▸ WHAT YOU SHOULD DO:
The entries follow. Copy every line in which "true" appears.

[Entries from a dataset of interfaces]
:::

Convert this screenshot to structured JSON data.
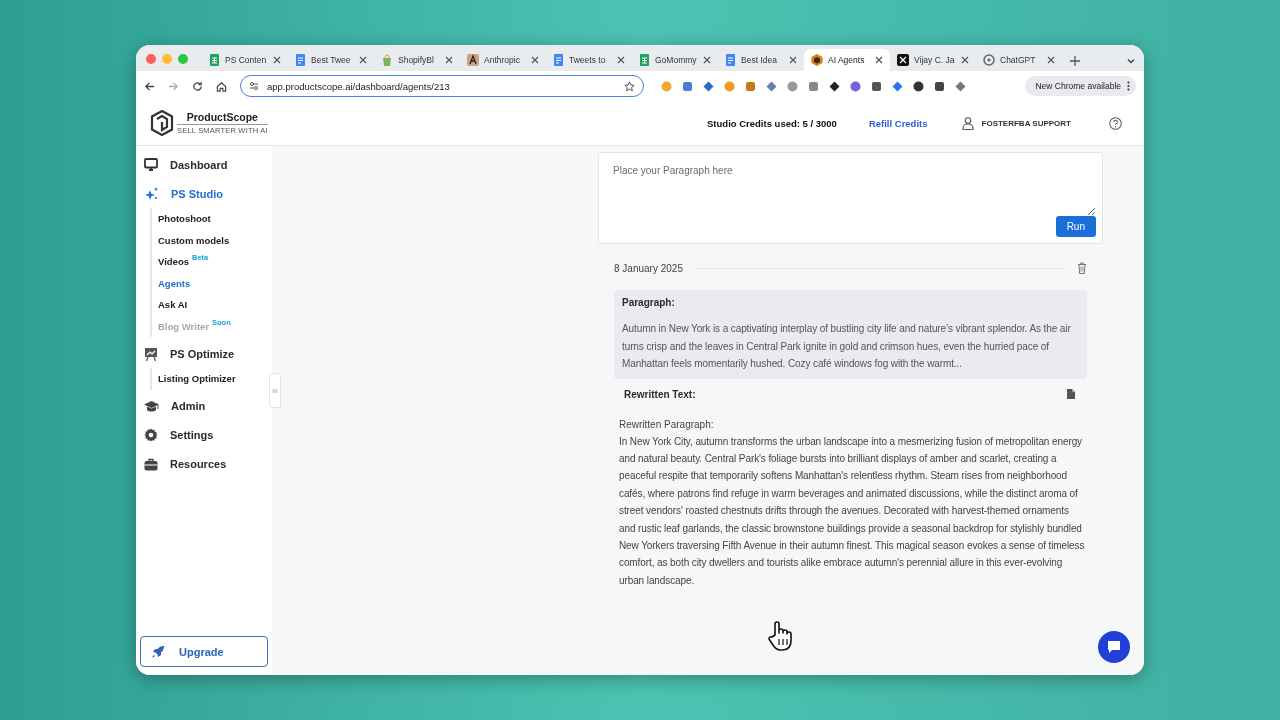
{
  "browser": {
    "tabs": [
      {
        "title": "PS Conten",
        "kind": "sheet",
        "selected": false
      },
      {
        "title": "Best Twee",
        "kind": "doc",
        "selected": false
      },
      {
        "title": "ShopifyBl",
        "kind": "shopify",
        "selected": false
      },
      {
        "title": "Anthropic",
        "kind": "anthropic",
        "selected": false
      },
      {
        "title": "Tweets to",
        "kind": "doc",
        "selected": false
      },
      {
        "title": "GoMommy",
        "kind": "sheet",
        "selected": false
      },
      {
        "title": "Best Idea",
        "kind": "doc",
        "selected": false
      },
      {
        "title": "AI Agents",
        "kind": "productscope",
        "selected": true
      },
      {
        "title": "Vijay C. Ja",
        "kind": "x",
        "selected": false
      },
      {
        "title": "ChatGPT",
        "kind": "chatgpt",
        "selected": false
      }
    ],
    "url": "app.productscope.ai/dashboard/agents/213",
    "update_button": "New Chrome available"
  },
  "header": {
    "brand": "ProductScope",
    "tagline": "SELL SMARTER WITH AI",
    "credits": "Studio Credits used: 5 / 3000",
    "refill": "Refill Credits",
    "account": "FOSTERFBA SUPPORT"
  },
  "sidebar": {
    "items": [
      {
        "label": "Dashboard",
        "kind": "dashboard",
        "selected": false
      },
      {
        "label": "PS Studio",
        "kind": "studio",
        "selected": true,
        "children": [
          {
            "label": "Photoshoot",
            "selected": false,
            "disabled": false
          },
          {
            "label": "Custom models",
            "selected": false,
            "disabled": false
          },
          {
            "label": "Videos",
            "badge": "Beta",
            "selected": false,
            "disabled": false
          },
          {
            "label": "Agents",
            "selected": true,
            "disabled": false
          },
          {
            "label": "Ask AI",
            "selected": false,
            "disabled": false
          },
          {
            "label": "Blog Writer",
            "badge": "Soon",
            "selected": false,
            "disabled": true
          }
        ]
      },
      {
        "label": "PS Optimize",
        "kind": "optimize",
        "selected": false,
        "children": [
          {
            "label": "Listing Optimizer",
            "selected": false,
            "disabled": false
          }
        ]
      },
      {
        "label": "Admin",
        "kind": "admin",
        "selected": false
      },
      {
        "label": "Settings",
        "kind": "settings",
        "selected": false
      },
      {
        "label": "Resources",
        "kind": "resources",
        "selected": false
      }
    ],
    "upgrade": "Upgrade"
  },
  "main": {
    "input": {
      "placeholder": "Place your Paragraph here"
    },
    "run_button": "Run",
    "entries": [
      {
        "date": "8 January 2025",
        "paragraph_label": "Paragraph:",
        "paragraph": "Autumn in New York is a captivating interplay of bustling city life and nature’s vibrant splendor. As the air turns crisp and the leaves in Central Park ignite in gold and crimson hues, even the hurried pace of Manhattan feels momentarily hushed. Cozy café windows fog with the warmt...",
        "rewritten_label": "Rewritten Text:",
        "rewritten_heading": "Rewritten Paragraph:",
        "rewritten": "In New York City, autumn transforms the urban landscape into a mesmerizing fusion of metropolitan energy and natural beauty. Central Park's foliage bursts into brilliant displays of amber and scarlet, creating a peaceful respite that temporarily softens Manhattan's relentless rhythm. Steam rises from neighborhood cafés, where patrons find refuge in warm beverages and animated discussions, while the distinct aroma of street vendors' roasted chestnuts drifts through the avenues. Decorated with harvest-themed ornaments and rustic leaf garlands, the classic brownstone buildings provide a seasonal backdrop for stylishly bundled New Yorkers traversing Fifth Avenue in their autumn finest. This magical season evokes a sense of timeless comfort, as both city dwellers and tourists alike embrace autumn's perennial allure in this ever-evolving urban landscape."
      }
    ]
  }
}
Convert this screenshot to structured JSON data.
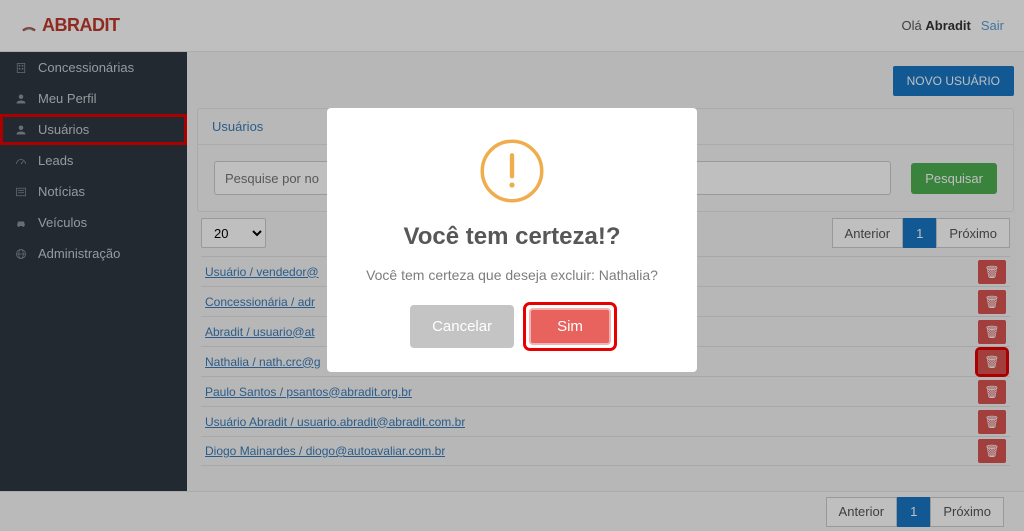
{
  "header": {
    "brand": "ABRADIT",
    "greeting_prefix": "Olá ",
    "greeting_name": "Abradit",
    "logout": "Sair"
  },
  "sidebar": {
    "items": [
      {
        "label": "Concessionárias",
        "icon": "building-icon"
      },
      {
        "label": "Meu Perfil",
        "icon": "user-icon"
      },
      {
        "label": "Usuários",
        "icon": "user-icon",
        "highlighted": true
      },
      {
        "label": "Leads",
        "icon": "gauge-icon"
      },
      {
        "label": "Notícias",
        "icon": "newspaper-icon"
      },
      {
        "label": "Veículos",
        "icon": "car-icon"
      },
      {
        "label": "Administração",
        "icon": "globe-icon"
      }
    ]
  },
  "main": {
    "new_user_button": "NOVO USUÁRIO",
    "panel_title": "Usuários",
    "search": {
      "placeholder": "Pesquise por no",
      "button": "Pesquisar"
    },
    "page_size": "20",
    "pager": {
      "prev": "Anterior",
      "current": "1",
      "next": "Próximo"
    },
    "rows": [
      {
        "label": "Usuário / vendedor@"
      },
      {
        "label": "Concessionária / adr"
      },
      {
        "label": "Abradit / usuario@at"
      },
      {
        "label": "Nathalia / nath.crc@g",
        "delete_highlighted": true
      },
      {
        "label": "Paulo Santos / psantos@abradit.org.br"
      },
      {
        "label": "Usuário Abradit / usuario.abradit@abradit.com.br"
      },
      {
        "label": "Diogo Mainardes / diogo@autoavaliar.com.br"
      }
    ]
  },
  "modal": {
    "title": "Você tem certeza!?",
    "text": "Você tem certeza que deseja excluir: Nathalia?",
    "cancel": "Cancelar",
    "confirm": "Sim"
  }
}
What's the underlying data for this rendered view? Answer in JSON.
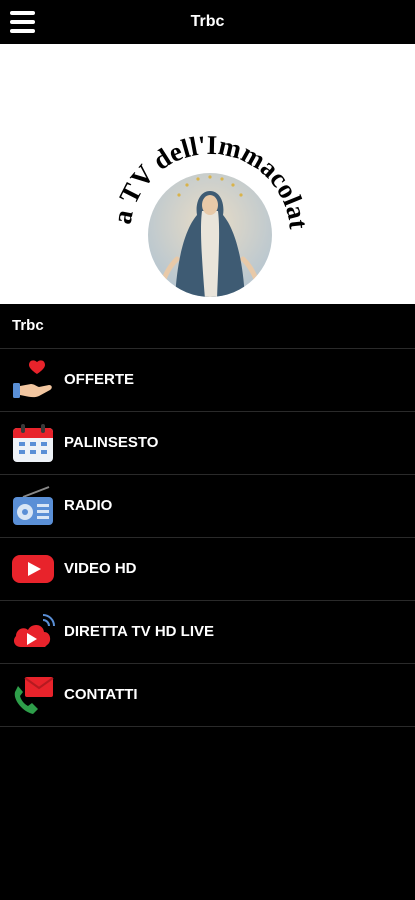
{
  "header": {
    "title": "Trbc",
    "menu_icon": "hamburger-menu-icon"
  },
  "banner": {
    "logo_text": "La TV dell'Immacolata",
    "logo_image": "madonna-image"
  },
  "section": {
    "title": "Trbc"
  },
  "menu": {
    "items": [
      {
        "label": "OFFERTE",
        "icon": "heart-hand-icon"
      },
      {
        "label": "PALINSESTO",
        "icon": "calendar-icon"
      },
      {
        "label": "RADIO",
        "icon": "radio-icon"
      },
      {
        "label": "VIDEO HD",
        "icon": "youtube-play-icon"
      },
      {
        "label": "DIRETTA TV HD LIVE",
        "icon": "live-stream-icon"
      },
      {
        "label": "CONTATTI",
        "icon": "mail-phone-icon"
      }
    ]
  },
  "colors": {
    "background": "#000000",
    "banner": "#ffffff",
    "accent_red": "#e8232b",
    "accent_blue": "#5a8fd6"
  }
}
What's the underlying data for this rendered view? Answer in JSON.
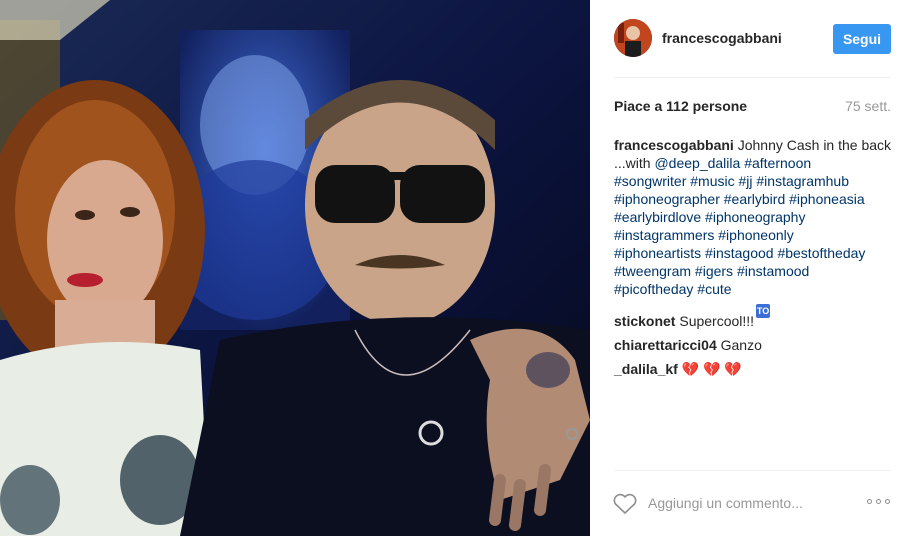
{
  "post": {
    "photo_icon": "post-photo",
    "author": "francescogabbani",
    "follow_label": "Segui",
    "likes_text": "Piace a 112 persone",
    "time_ago": "75 sett."
  },
  "caption": {
    "user": "francescogabbani",
    "lines": [
      "Johnny Cash in the back",
      "...with @deep_dalila #afternoon",
      "#songwriter #music #jj #instagramhub",
      "#iphoneographer #earlybird #iphoneasia",
      "#earlybirdlove #iphoneography",
      "#instagrammers #iphoneonly",
      "#iphoneartists #instagood #bestoftheday",
      "#tweengram #igers #instamood",
      "#picoftheday #cute"
    ]
  },
  "comments": [
    {
      "user": "stickonet",
      "text": "Supercool!!!",
      "emoji": "top-arrow-emoji",
      "badge": "TOP"
    },
    {
      "user": "chiarettaricci04",
      "text": "Ganzo"
    },
    {
      "user": "_dalila_kf",
      "text": "💔 💔 💔"
    }
  ],
  "footer": {
    "like_icon": "heart-outline-icon",
    "comment_placeholder": "Aggiungi un commento...",
    "more_icon": "more-options-icon"
  },
  "colors": {
    "accent": "#3897f0",
    "link": "#003569",
    "muted": "#999999"
  }
}
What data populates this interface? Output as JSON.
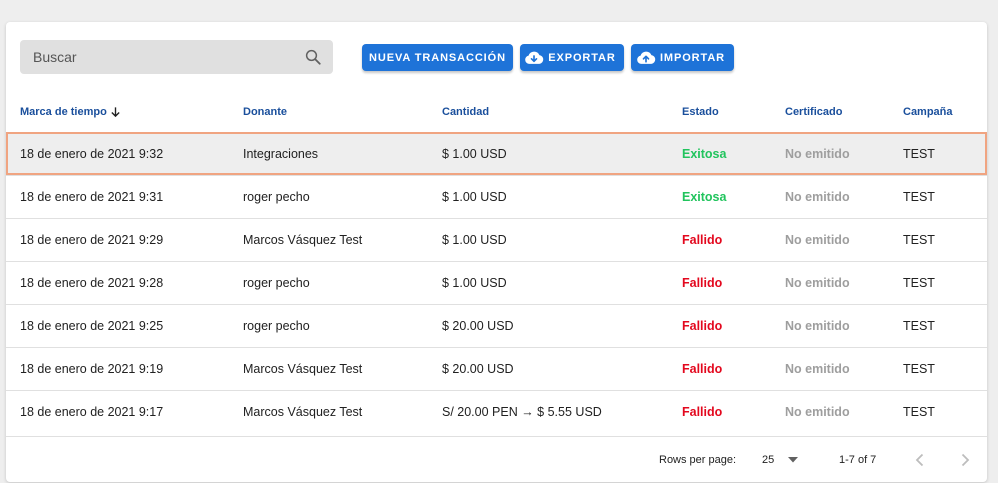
{
  "search": {
    "placeholder": "Buscar"
  },
  "toolbar": {
    "new_label": "NUEVA TRANSACCIÓN",
    "export_label": "EXPORTAR",
    "import_label": "IMPORTAR"
  },
  "table": {
    "headers": [
      "Marca de tiempo",
      "Donante",
      "Cantidad",
      "Estado",
      "Certificado",
      "Campaña"
    ],
    "rows": [
      [
        "18 de enero de 2021 9:32",
        "Integraciones",
        "$ 1.00 USD",
        "Exitosa",
        "No emitido",
        "TEST"
      ],
      [
        "18 de enero de 2021 9:31",
        "roger pecho",
        "$ 1.00 USD",
        "Exitosa",
        "No emitido",
        "TEST"
      ],
      [
        "18 de enero de 2021 9:29",
        "Marcos Vásquez Test",
        "$ 1.00 USD",
        "Fallido",
        "No emitido",
        "TEST"
      ],
      [
        "18 de enero de 2021 9:28",
        "roger pecho",
        "$ 1.00 USD",
        "Fallido",
        "No emitido",
        "TEST"
      ],
      [
        "18 de enero de 2021 9:25",
        "roger pecho",
        "$ 20.00 USD",
        "Fallido",
        "No emitido",
        "TEST"
      ],
      [
        "18 de enero de 2021 9:19",
        "Marcos Vásquez Test",
        "$ 20.00 USD",
        "Fallido",
        "No emitido",
        "TEST"
      ],
      [
        "18 de enero de 2021 9:17",
        "Marcos Vásquez Test",
        "S/ 20.00 PEN → $ 5.55 USD",
        "Fallido",
        "No emitido",
        "TEST"
      ]
    ]
  },
  "footer": {
    "rows_per_page_label": "Rows per page:",
    "rows_per_page": "25",
    "range": "1-7 of 7"
  },
  "colors": {
    "primary": "#1e73d8",
    "success": "#21c45d",
    "error": "#e3081e",
    "header_text": "#1a4f9c",
    "highlight_border": "#f0a481"
  },
  "icons": [
    "search-icon",
    "cloud-download-icon",
    "cloud-upload-icon",
    "arrow-down-icon",
    "caret-down-icon",
    "chevron-left-icon",
    "chevron-right-icon"
  ]
}
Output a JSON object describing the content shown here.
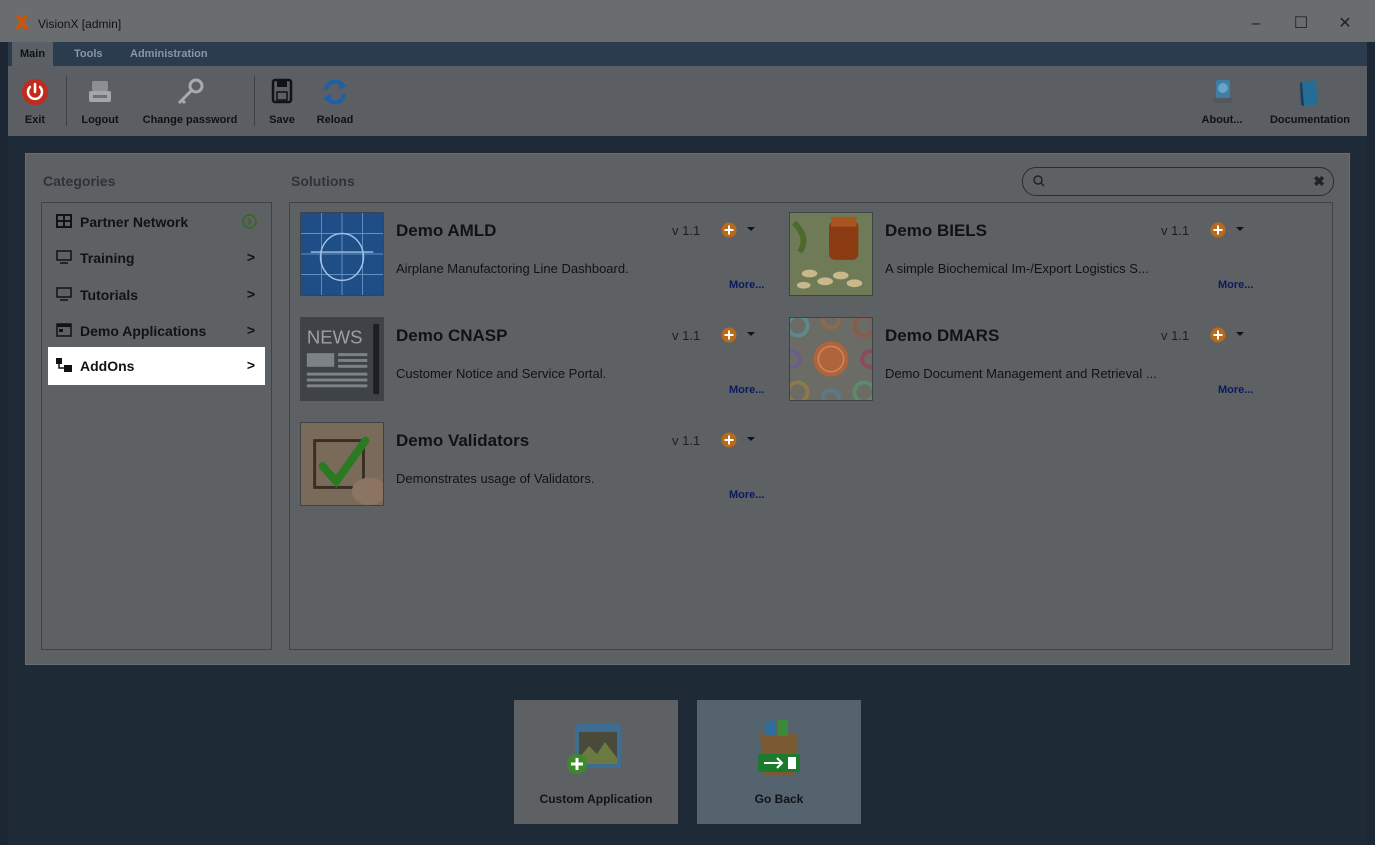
{
  "window": {
    "title": "VisionX [admin]",
    "minimize": "–",
    "maximize": "☐",
    "close": "✕"
  },
  "tabs": [
    {
      "label": "Main"
    },
    {
      "label": "Tools"
    },
    {
      "label": "Administration"
    }
  ],
  "toolbar": {
    "exit": "Exit",
    "logout": "Logout",
    "change_password": "Change password",
    "save": "Save",
    "reload": "Reload",
    "about": "About...",
    "documentation": "Documentation"
  },
  "categories_heading": "Categories",
  "solutions_heading": "Solutions",
  "search": {
    "placeholder": "",
    "clear": "✖"
  },
  "categories": [
    {
      "label": "Partner Network",
      "arrow": "›",
      "icon": "grid-icon"
    },
    {
      "label": "Training",
      "arrow": ">",
      "icon": "monitor-icon"
    },
    {
      "label": "Tutorials",
      "arrow": ">",
      "icon": "monitor-icon"
    },
    {
      "label": "Demo Applications",
      "arrow": ">",
      "icon": "window-icon"
    },
    {
      "label": "AddOns",
      "arrow": ">",
      "icon": "addons-icon"
    }
  ],
  "solutions": [
    {
      "name": "Demo AMLD",
      "version": "v 1.1",
      "description": "Airplane Manufactoring Line Dashboard.",
      "more": "More..."
    },
    {
      "name": "Demo BIELS",
      "version": "v 1.1",
      "description": "A simple Biochemical Im-/Export Logistics S...",
      "more": "More..."
    },
    {
      "name": "Demo CNASP",
      "version": "v 1.1",
      "description": "Customer Notice and Service Portal.",
      "more": "More..."
    },
    {
      "name": "Demo DMARS",
      "version": "v 1.1",
      "description": "Demo Document Management and Retrieval ...",
      "more": "More..."
    },
    {
      "name": "Demo Validators",
      "version": "v 1.1",
      "description": "Demonstrates usage of Validators.",
      "more": "More..."
    }
  ],
  "thumb_text": {
    "news": "NEWS"
  },
  "bottom": {
    "custom_application": "Custom Application",
    "go_back": "Go Back"
  },
  "colors": {
    "accent_orange": "#b86a1a",
    "selected_bg": "#ffffff",
    "exit_red": "#c22a1e"
  }
}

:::

▸ RESPONSE TO THE TASK:
        "selected": true
        "selected": true,
            "selected": true,
            "disabled": true
        "highlighted": true
        "delete_highlighted": true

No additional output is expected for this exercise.